Data items:
____________

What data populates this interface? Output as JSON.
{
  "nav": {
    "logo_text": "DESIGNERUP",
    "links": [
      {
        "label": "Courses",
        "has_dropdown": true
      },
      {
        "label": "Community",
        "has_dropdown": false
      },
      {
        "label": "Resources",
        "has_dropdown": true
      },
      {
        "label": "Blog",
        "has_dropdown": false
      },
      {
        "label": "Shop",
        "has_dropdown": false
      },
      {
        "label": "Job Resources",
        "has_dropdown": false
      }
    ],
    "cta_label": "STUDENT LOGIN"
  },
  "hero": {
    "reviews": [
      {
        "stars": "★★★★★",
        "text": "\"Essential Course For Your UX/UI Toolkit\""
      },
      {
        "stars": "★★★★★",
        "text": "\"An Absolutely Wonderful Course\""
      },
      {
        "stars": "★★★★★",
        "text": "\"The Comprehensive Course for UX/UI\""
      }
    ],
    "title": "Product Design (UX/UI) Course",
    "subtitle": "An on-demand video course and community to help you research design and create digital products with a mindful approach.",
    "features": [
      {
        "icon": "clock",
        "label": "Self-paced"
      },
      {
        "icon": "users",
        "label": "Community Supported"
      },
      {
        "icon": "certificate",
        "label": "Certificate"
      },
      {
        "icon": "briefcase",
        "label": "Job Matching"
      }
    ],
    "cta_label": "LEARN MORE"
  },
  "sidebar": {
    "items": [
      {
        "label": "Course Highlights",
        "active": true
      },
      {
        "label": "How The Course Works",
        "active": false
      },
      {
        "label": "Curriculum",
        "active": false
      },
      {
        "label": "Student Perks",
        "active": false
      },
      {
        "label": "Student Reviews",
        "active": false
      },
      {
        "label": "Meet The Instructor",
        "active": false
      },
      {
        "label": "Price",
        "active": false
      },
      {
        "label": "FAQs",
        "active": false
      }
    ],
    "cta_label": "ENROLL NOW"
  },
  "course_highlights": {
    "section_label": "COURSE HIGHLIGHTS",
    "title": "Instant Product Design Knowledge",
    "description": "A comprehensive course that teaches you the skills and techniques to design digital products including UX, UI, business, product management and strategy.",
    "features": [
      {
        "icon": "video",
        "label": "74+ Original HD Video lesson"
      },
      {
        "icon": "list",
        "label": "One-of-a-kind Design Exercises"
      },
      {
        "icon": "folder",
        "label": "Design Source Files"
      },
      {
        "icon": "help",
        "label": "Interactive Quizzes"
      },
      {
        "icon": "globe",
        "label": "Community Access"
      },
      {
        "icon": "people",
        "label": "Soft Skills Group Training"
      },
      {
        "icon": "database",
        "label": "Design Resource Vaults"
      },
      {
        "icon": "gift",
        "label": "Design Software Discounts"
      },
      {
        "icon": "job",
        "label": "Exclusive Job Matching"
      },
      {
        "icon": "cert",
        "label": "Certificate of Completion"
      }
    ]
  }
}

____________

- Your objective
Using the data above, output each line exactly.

- Solution
What data populates this interface? Output as JSON.
{
  "nav": {
    "logo_text": "DESIGNERUP",
    "links": [
      {
        "label": "Courses",
        "has_dropdown": true
      },
      {
        "label": "Community",
        "has_dropdown": false
      },
      {
        "label": "Resources",
        "has_dropdown": true
      },
      {
        "label": "Blog",
        "has_dropdown": false
      },
      {
        "label": "Shop",
        "has_dropdown": false
      },
      {
        "label": "Job Resources",
        "has_dropdown": false
      }
    ],
    "cta_label": "STUDENT LOGIN"
  },
  "hero": {
    "reviews": [
      {
        "stars": "★★★★★",
        "text": "\"Essential Course For Your UX/UI Toolkit\""
      },
      {
        "stars": "★★★★★",
        "text": "\"An Absolutely Wonderful Course\""
      },
      {
        "stars": "★★★★★",
        "text": "\"The Comprehensive Course for UX/UI\""
      }
    ],
    "title": "Product Design (UX/UI) Course",
    "subtitle": "An on-demand video course and community to help you research design and create digital products with a mindful approach.",
    "features": [
      {
        "icon": "clock",
        "label": "Self-paced"
      },
      {
        "icon": "users",
        "label": "Community Supported"
      },
      {
        "icon": "certificate",
        "label": "Certificate"
      },
      {
        "icon": "briefcase",
        "label": "Job Matching"
      }
    ],
    "cta_label": "LEARN MORE"
  },
  "sidebar": {
    "items": [
      {
        "label": "Course Highlights",
        "active": true
      },
      {
        "label": "How The Course Works",
        "active": false
      },
      {
        "label": "Curriculum",
        "active": false
      },
      {
        "label": "Student Perks",
        "active": false
      },
      {
        "label": "Student Reviews",
        "active": false
      },
      {
        "label": "Meet The Instructor",
        "active": false
      },
      {
        "label": "Price",
        "active": false
      },
      {
        "label": "FAQs",
        "active": false
      }
    ],
    "cta_label": "ENROLL NOW"
  },
  "course_highlights": {
    "section_label": "COURSE HIGHLIGHTS",
    "title": "Instant Product Design Knowledge",
    "description": "A comprehensive course that teaches you the skills and techniques to design digital products including UX, UI, business, product management and strategy.",
    "features": [
      {
        "icon": "video",
        "label": "74+ Original HD Video lesson"
      },
      {
        "icon": "list",
        "label": "One-of-a-kind Design Exercises"
      },
      {
        "icon": "folder",
        "label": "Design Source Files"
      },
      {
        "icon": "help",
        "label": "Interactive Quizzes"
      },
      {
        "icon": "globe",
        "label": "Community Access"
      },
      {
        "icon": "people",
        "label": "Soft Skills Group Training"
      },
      {
        "icon": "database",
        "label": "Design Resource Vaults"
      },
      {
        "icon": "gift",
        "label": "Design Software Discounts"
      },
      {
        "icon": "job",
        "label": "Exclusive Job Matching"
      },
      {
        "icon": "cert",
        "label": "Certificate of Completion"
      }
    ]
  }
}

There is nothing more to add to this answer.